Apply straw mulch in the fall – Apply straw mulch over strawberry plants in the late fall to prevent winter injury. Mulch saves the plants from drying out or being killed by cold winter temperatures. It also retains soil moisture the following spring and summer. If strawberries are left uncovered in the winter, their crowns can be damaged or killed by temperatures below 12°F.
Apply mulch once soil temperatures have been 40°F or below for 3 consecutive days, which is the threshold at which the plants enter dormancy. In Minnesota, this occurs between November and December. Do not apply mulch until the plants are dormant. Spread straw at a rate of 2.5 to 3.0 tons per acre, covering the plants by 2 to 3 inches. Very small operations can hand-apply straw, but most farms are large enough that they need to use a mechanical mulcher that grinds (“fluffs”) and blows the straw over the rows.
Should you put straw around strawberry plants?
Strawberry plants are considered a tender perennial on the prairies and require additional winter protection to survive our extreme winter temperatures.
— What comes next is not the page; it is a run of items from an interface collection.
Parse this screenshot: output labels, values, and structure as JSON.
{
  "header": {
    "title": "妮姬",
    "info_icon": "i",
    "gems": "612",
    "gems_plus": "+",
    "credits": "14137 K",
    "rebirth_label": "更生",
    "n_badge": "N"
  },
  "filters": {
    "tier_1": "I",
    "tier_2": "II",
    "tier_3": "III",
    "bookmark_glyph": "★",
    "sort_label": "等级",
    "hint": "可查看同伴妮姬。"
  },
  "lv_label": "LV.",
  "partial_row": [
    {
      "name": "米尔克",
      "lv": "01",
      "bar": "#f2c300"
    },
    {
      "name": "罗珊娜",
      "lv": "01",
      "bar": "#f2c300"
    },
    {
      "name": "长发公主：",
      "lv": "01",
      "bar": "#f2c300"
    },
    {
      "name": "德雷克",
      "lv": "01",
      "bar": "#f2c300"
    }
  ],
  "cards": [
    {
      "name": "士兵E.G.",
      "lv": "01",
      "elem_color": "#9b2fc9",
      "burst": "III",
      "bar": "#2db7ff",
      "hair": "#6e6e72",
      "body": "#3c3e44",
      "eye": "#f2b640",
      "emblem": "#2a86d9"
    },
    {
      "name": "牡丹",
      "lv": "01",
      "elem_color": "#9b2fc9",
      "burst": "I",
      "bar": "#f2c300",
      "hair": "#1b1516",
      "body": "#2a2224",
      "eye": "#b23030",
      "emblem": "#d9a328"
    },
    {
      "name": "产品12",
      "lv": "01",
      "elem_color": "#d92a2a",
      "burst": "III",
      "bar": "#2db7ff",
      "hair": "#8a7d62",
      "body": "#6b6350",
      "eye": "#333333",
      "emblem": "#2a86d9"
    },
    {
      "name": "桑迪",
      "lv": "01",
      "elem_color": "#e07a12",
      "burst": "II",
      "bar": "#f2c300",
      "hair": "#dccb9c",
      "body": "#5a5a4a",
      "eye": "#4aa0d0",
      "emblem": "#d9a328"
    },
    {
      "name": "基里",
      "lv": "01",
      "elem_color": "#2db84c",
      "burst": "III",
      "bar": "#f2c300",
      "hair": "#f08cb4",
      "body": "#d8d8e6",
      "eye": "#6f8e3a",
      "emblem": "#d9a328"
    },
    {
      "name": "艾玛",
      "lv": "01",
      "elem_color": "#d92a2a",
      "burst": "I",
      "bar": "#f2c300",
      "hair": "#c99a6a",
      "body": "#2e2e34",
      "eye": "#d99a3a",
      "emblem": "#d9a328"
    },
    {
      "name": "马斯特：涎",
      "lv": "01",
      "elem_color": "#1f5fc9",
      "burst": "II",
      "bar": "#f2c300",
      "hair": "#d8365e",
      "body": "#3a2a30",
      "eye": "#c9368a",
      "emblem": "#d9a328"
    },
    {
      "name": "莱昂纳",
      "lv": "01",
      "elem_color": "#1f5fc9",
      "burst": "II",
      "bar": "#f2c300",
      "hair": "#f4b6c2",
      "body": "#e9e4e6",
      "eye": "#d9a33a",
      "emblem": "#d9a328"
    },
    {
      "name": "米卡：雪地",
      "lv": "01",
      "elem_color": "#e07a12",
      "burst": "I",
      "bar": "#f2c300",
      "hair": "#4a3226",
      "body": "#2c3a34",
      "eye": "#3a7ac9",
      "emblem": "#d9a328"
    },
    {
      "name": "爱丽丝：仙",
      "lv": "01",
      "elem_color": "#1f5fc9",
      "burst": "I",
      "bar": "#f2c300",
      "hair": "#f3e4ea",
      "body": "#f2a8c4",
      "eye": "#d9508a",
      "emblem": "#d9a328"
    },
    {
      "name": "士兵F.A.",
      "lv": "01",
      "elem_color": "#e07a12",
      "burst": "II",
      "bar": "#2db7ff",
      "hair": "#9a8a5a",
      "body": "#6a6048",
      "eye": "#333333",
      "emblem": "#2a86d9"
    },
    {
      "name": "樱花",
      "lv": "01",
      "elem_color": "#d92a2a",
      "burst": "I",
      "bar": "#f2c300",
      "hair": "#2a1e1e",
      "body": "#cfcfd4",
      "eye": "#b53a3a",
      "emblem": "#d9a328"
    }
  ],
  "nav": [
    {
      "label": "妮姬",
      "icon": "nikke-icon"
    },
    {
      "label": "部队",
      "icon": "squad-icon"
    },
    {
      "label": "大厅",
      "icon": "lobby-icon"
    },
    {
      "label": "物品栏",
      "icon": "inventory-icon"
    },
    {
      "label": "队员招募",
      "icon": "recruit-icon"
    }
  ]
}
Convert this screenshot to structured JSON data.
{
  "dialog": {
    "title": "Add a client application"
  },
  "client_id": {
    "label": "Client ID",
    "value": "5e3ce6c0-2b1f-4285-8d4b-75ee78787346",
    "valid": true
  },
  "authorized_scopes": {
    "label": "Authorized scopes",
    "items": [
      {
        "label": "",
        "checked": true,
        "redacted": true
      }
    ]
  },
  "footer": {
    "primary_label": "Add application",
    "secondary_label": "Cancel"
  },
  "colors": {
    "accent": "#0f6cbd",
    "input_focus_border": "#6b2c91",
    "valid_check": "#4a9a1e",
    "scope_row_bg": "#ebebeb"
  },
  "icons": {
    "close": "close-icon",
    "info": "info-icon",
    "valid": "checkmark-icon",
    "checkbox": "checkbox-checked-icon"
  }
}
Mulching with straw is necessary to protect the crop from low tem- perature injury to crowns and shallow root systems.
Do strawberries need air to stay fresh?
Should strawberries be stored in an airtight container? – It depends. If your berries are whole, storing them in an airtight container could actually cause them to mold quicker due to trapped moisture. The best way to store a bunch of whole berries is to loosely place them—in a single layer if possible—in an open container lined with paper towels.
- A berry bowl or colander works great for this because it lets air circulate around the berries! The paper towels absorb moisture to keep the berries nice and dry.
- Sliced or hulled strawberries, however, are different.
- Once they’ve been cut into, strawberries should always be stored in an airtight container to keep the flesh from drying out and bacteria from growing.
Berries don’t last nearly as long once sliced so it’s best to keep them whole as long as possible.